REQUIRED ACTION: Please write out all of the entries exactly as they appear.

STUDY MATERIAL:
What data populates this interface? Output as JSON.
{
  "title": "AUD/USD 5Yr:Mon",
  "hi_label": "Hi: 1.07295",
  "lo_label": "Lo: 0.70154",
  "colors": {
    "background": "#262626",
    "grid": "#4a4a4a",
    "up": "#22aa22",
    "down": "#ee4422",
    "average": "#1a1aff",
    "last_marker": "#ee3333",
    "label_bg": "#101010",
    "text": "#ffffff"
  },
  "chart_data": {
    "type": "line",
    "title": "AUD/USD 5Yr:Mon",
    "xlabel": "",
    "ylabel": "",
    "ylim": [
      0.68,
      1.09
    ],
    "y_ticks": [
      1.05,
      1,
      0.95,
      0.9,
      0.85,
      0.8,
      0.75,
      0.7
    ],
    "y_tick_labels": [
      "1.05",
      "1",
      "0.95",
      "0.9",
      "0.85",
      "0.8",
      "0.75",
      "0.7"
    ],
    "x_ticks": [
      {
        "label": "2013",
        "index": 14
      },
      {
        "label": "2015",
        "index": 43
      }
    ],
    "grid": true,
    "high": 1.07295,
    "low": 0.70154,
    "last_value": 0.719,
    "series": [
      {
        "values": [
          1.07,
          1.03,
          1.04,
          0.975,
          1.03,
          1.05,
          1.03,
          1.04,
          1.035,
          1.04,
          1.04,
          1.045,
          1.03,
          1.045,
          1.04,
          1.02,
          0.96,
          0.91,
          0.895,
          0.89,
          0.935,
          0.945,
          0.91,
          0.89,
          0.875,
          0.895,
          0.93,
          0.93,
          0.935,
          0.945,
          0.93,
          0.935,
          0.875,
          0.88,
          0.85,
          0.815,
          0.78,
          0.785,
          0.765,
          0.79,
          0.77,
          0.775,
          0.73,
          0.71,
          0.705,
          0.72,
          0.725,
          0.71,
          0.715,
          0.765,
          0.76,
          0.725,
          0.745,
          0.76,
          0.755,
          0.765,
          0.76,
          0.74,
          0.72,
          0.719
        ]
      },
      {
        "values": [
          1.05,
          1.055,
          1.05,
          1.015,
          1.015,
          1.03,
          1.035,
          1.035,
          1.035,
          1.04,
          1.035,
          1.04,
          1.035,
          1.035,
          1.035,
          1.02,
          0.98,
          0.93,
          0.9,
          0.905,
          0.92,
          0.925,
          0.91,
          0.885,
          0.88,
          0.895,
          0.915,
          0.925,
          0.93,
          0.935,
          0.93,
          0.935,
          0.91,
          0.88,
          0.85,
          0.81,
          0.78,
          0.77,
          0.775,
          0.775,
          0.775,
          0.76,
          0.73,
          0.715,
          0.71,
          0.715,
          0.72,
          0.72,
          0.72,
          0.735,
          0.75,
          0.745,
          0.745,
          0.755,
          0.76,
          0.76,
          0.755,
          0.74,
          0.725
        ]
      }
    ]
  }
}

RESPONSE:
What data populates this interface? Output as JSON.
{
  "title": "AUD/USD 5Yr:Mon",
  "hi_label": "Hi: 1.07295",
  "lo_label": "Lo: 0.70154",
  "colors": {
    "background": "#262626",
    "grid": "#4a4a4a",
    "up": "#22aa22",
    "down": "#ee4422",
    "average": "#1a1aff",
    "last_marker": "#ee3333",
    "label_bg": "#101010",
    "text": "#ffffff"
  },
  "chart_data": {
    "type": "line",
    "title": "AUD/USD 5Yr:Mon",
    "xlabel": "",
    "ylabel": "",
    "ylim": [
      0.68,
      1.09
    ],
    "y_ticks": [
      1.05,
      1,
      0.95,
      0.9,
      0.85,
      0.8,
      0.75,
      0.7
    ],
    "y_tick_labels": [
      "1.05",
      "1",
      "0.95",
      "0.9",
      "0.85",
      "0.8",
      "0.75",
      "0.7"
    ],
    "x_ticks": [
      {
        "label": "2013",
        "index": 14
      },
      {
        "label": "2015",
        "index": 43
      }
    ],
    "grid": true,
    "high": 1.07295,
    "low": 0.70154,
    "last_value": 0.719,
    "series": [
      {
        "values": [
          1.07,
          1.03,
          1.04,
          0.975,
          1.03,
          1.05,
          1.03,
          1.04,
          1.035,
          1.04,
          1.04,
          1.045,
          1.03,
          1.045,
          1.04,
          1.02,
          0.96,
          0.91,
          0.895,
          0.89,
          0.935,
          0.945,
          0.91,
          0.89,
          0.875,
          0.895,
          0.93,
          0.93,
          0.935,
          0.945,
          0.93,
          0.935,
          0.875,
          0.88,
          0.85,
          0.815,
          0.78,
          0.785,
          0.765,
          0.79,
          0.77,
          0.775,
          0.73,
          0.71,
          0.705,
          0.72,
          0.725,
          0.71,
          0.715,
          0.765,
          0.76,
          0.725,
          0.745,
          0.76,
          0.755,
          0.765,
          0.76,
          0.74,
          0.72,
          0.719
        ]
      },
      {
        "values": [
          1.05,
          1.055,
          1.05,
          1.015,
          1.015,
          1.03,
          1.035,
          1.035,
          1.035,
          1.04,
          1.035,
          1.04,
          1.035,
          1.035,
          1.035,
          1.02,
          0.98,
          0.93,
          0.9,
          0.905,
          0.92,
          0.925,
          0.91,
          0.885,
          0.88,
          0.895,
          0.915,
          0.925,
          0.93,
          0.935,
          0.93,
          0.935,
          0.91,
          0.88,
          0.85,
          0.81,
          0.78,
          0.77,
          0.775,
          0.775,
          0.775,
          0.76,
          0.73,
          0.715,
          0.71,
          0.715,
          0.72,
          0.72,
          0.72,
          0.735,
          0.75,
          0.745,
          0.745,
          0.755,
          0.76,
          0.76,
          0.755,
          0.74,
          0.725
        ]
      }
    ]
  }
}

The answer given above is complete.